(Saved entries)

* * *

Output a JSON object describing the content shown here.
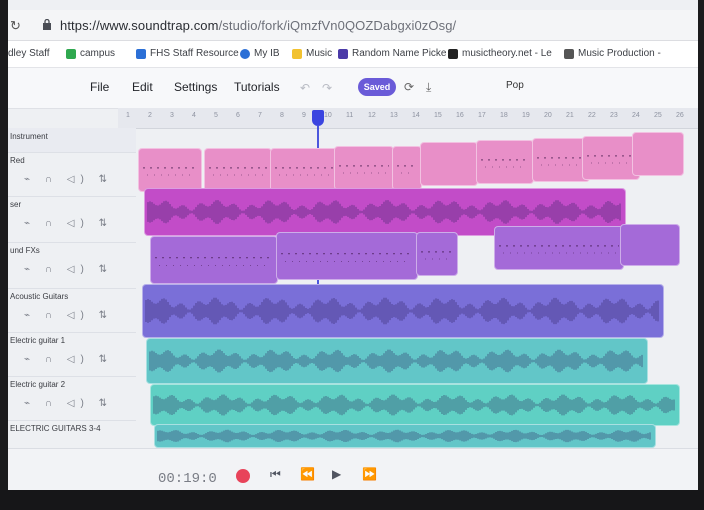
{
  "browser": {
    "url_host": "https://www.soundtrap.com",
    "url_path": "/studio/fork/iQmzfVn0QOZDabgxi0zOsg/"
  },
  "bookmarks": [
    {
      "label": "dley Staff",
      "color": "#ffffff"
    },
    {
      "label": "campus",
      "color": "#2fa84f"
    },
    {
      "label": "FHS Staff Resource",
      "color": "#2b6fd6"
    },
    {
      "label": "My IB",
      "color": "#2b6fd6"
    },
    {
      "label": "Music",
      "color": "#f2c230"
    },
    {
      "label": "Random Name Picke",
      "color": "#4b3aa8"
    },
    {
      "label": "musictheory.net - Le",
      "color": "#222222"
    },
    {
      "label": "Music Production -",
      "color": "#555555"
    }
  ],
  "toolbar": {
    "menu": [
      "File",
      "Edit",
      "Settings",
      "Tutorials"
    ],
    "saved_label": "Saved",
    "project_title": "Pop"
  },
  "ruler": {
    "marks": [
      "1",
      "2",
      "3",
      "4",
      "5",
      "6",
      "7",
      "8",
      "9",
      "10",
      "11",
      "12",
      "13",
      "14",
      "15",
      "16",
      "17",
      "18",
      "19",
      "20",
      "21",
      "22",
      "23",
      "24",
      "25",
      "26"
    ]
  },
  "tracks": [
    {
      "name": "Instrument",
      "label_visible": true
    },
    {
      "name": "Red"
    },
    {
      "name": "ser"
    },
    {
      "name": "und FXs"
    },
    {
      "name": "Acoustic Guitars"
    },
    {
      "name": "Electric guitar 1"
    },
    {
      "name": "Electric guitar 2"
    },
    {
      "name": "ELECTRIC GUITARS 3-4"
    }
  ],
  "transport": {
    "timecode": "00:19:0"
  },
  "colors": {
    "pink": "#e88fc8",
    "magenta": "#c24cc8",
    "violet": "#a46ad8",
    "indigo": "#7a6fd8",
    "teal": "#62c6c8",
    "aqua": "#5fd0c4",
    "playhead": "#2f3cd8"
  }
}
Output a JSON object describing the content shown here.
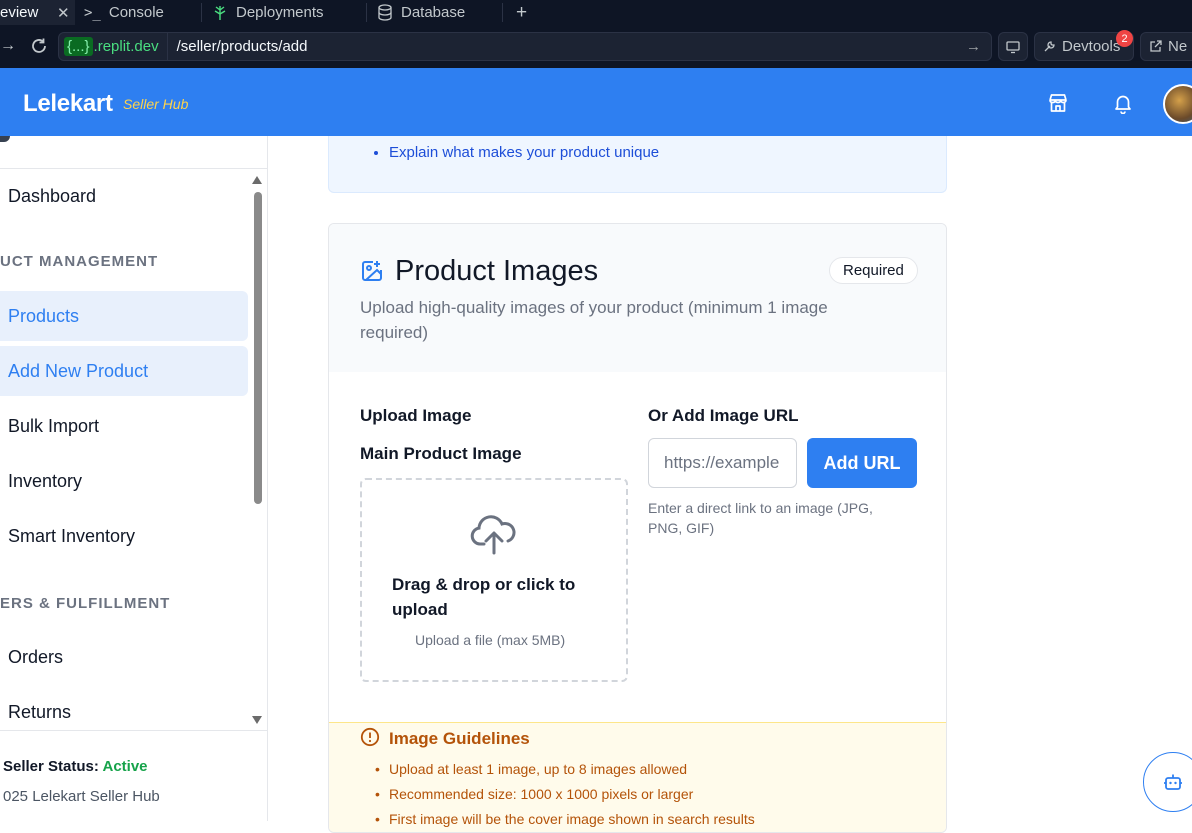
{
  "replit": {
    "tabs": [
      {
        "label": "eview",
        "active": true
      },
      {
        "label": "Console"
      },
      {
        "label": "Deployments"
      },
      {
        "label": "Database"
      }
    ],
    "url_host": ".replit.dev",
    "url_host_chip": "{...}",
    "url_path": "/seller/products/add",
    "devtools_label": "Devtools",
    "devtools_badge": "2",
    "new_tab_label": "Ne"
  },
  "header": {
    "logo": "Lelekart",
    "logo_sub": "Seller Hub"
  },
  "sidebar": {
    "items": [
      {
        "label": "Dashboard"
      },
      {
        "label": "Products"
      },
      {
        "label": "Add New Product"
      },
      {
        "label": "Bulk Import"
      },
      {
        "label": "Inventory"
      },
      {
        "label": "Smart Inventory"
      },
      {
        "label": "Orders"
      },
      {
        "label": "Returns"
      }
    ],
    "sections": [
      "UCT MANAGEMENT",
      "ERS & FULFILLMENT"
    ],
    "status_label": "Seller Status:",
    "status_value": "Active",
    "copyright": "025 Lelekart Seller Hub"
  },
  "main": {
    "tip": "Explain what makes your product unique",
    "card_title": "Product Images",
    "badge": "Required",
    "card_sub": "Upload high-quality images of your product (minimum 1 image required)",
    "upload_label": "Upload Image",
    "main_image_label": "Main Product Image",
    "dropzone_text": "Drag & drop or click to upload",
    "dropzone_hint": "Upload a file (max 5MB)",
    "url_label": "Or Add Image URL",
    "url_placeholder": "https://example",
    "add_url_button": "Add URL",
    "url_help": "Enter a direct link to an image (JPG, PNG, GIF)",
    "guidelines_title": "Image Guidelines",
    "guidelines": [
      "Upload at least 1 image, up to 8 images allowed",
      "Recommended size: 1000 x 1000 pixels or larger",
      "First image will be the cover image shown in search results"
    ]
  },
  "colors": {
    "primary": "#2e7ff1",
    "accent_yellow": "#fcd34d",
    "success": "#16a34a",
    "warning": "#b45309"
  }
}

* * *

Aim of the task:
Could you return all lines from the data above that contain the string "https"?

Response to the exercise:
    "url_host": "https://www.soundtrap.com",
    "url_placeholder": "https://example",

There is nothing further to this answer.